  • This sounds like a delicious calorie bomb! I lived in Paris for a year before moving to Brussels, but I never had a “merguez frites” except once when I was in Bretagne during a festival. In Singapore, where I’m from, you can find “waffle hotdogs” made with a special waffle hotdog maker – an interesting mix of sweet and savoury!

  • Like posters 4 & 8, I too am from Aus so as soon as I saw the picture, even before I read the post, I thought ‘Dagwood Dog’. What’s great about these and, your entire post, is that a whole generation of entertainers are now perusing (I was going to say Cruising but…) their local butcher’s for unusual sausages to encase in batter. It’s coming up to the height of Summer here so what great fun to serve these at one of the myriad of Christmas events that have already kicked off. Nothing like seeing a spattering of bright orange oil on a pristine white Summery party outfit! You should mention these to Kylie Kwong and maybe she’ll mix you up a batch the next time you are back on our shores.

  • hello! I am looking for a baking-blogger or online resource to help me troubleshoot a sourdough bread issue! Could I describe my problem to you to ask for your advice? If not, can you recommend anyone who might field my question? thanks in advance!

    There’s lots of helpful bulletin boards and forums over at eGullet.org, so you might want to check over there. -dl

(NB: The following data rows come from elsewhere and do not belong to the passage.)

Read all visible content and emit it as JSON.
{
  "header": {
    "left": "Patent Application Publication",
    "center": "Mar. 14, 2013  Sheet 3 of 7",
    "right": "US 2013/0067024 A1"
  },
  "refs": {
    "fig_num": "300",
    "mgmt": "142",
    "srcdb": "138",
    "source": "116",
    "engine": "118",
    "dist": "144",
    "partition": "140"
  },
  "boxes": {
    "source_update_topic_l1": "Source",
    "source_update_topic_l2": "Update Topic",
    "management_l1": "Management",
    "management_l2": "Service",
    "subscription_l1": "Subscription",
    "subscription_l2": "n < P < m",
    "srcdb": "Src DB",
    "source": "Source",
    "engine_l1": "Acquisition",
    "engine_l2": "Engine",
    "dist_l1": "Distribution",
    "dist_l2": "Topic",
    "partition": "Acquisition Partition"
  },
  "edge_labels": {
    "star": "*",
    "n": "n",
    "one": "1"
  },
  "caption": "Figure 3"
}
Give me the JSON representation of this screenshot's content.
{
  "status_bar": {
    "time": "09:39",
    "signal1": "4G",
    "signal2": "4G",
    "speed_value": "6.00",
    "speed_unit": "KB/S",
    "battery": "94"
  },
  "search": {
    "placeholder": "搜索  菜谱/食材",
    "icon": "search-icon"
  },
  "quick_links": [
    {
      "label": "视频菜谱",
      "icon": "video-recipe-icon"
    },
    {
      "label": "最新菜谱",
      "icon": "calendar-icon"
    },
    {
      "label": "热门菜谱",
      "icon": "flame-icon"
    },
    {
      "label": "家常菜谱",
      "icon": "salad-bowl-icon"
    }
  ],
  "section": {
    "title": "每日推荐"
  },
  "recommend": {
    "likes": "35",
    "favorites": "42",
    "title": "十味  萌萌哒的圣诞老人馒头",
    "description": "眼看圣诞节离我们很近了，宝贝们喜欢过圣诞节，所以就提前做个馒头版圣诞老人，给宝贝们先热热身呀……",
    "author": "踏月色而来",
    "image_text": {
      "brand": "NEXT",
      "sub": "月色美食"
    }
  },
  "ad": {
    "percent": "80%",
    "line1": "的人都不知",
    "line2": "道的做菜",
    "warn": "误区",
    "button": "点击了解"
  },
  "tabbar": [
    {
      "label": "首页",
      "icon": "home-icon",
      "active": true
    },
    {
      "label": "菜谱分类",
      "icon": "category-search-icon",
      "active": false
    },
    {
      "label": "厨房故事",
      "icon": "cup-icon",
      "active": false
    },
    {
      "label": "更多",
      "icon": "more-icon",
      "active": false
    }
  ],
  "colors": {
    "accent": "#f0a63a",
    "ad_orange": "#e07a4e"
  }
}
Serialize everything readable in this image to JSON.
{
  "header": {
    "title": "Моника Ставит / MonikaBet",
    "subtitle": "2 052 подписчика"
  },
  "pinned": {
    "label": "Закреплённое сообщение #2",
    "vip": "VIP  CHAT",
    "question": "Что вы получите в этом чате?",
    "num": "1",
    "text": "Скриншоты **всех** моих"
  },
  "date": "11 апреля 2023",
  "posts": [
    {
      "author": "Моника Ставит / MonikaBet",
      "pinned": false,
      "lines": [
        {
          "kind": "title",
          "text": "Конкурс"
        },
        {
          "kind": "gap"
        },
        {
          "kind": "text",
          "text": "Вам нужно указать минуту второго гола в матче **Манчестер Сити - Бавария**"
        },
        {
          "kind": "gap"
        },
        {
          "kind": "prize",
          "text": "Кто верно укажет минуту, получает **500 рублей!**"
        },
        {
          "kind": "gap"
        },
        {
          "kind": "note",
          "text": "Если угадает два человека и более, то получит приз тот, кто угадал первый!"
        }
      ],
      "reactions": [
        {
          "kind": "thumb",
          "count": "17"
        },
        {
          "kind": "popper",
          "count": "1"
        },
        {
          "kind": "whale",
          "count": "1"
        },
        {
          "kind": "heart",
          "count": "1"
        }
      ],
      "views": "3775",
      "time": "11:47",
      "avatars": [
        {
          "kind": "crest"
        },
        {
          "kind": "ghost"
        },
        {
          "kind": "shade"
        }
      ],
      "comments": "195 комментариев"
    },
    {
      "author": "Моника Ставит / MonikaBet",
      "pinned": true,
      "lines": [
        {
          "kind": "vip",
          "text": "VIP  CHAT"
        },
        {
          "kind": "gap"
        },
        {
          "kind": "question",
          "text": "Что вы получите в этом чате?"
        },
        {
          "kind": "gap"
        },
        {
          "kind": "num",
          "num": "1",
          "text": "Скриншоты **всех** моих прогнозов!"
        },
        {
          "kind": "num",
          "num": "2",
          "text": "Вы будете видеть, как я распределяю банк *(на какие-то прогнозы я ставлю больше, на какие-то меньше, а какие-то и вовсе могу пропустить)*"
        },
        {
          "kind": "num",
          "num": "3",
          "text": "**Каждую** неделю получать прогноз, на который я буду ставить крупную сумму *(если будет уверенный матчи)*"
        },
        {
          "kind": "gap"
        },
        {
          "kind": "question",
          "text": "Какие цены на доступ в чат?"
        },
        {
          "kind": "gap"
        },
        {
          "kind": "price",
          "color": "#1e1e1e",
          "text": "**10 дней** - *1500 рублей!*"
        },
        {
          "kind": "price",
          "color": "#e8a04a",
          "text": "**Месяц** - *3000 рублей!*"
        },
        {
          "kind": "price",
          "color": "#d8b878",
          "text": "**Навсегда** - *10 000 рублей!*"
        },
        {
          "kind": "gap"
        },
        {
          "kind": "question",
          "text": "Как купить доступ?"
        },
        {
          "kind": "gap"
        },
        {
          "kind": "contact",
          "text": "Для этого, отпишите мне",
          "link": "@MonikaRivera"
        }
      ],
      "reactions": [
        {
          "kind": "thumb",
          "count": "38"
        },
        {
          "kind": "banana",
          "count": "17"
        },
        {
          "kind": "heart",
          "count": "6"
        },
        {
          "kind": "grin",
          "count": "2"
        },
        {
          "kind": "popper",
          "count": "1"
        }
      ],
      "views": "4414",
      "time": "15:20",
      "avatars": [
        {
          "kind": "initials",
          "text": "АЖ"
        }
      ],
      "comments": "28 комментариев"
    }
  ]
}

  • Thanh and Fiona, do you think Dagwood dogs are like Pluto Pups which is what they are called at our takeaway! Oh, and really what to dogs and pups have to do with it ?! Funny how things get their names.

  • The first time I tasted merguez sausage was on a “sandwich americain” in Dunkerque. I’ve never forgotten it. I’ve always wondered, too, where the name came from since I haven’t seen anything like it in the states. Do you know of a stateside source for merguez sausage? I’d like to try to recreate this sandwich for my husband who also loved it. And while I’m at it, I’ll try to whip up some merquez corn dogs, too.

  • wow i’d never heard of merguez sausage, but it sounds incredible. can’t wait to make these!

  • The second recipe of yours today that is making me drool! I love merguez. So flavorful.

  • We don’t fry at home.

    Perhaps it would be better to say we didn’t use to. He loves corn dogs; I love merguez sausage. How can it go wrong?

  • This post actually makes me want to be hungover, so I can make these and lounge on the couch!

  • This could be the perfect the midnight snack !

  • I had merguez recently in Paris and it wasn’t as tasty as I remember. Perhaps I didn’t go to the right restaurant. This looks incredible; I intend to find me some real merguez here in Canada and make this twist on an American original. Thanks.

  • I absolutely adore corn dogs and wish they were readily available in London. No matter as I’ll be trying this recipe out at home for corn dog heaven!

  • I can’t wait to make these! Corn dogs are one of my favorite guilty pleasures, but this recipe looks like it makes them adult and kind of fancy. I’m so excited to try them.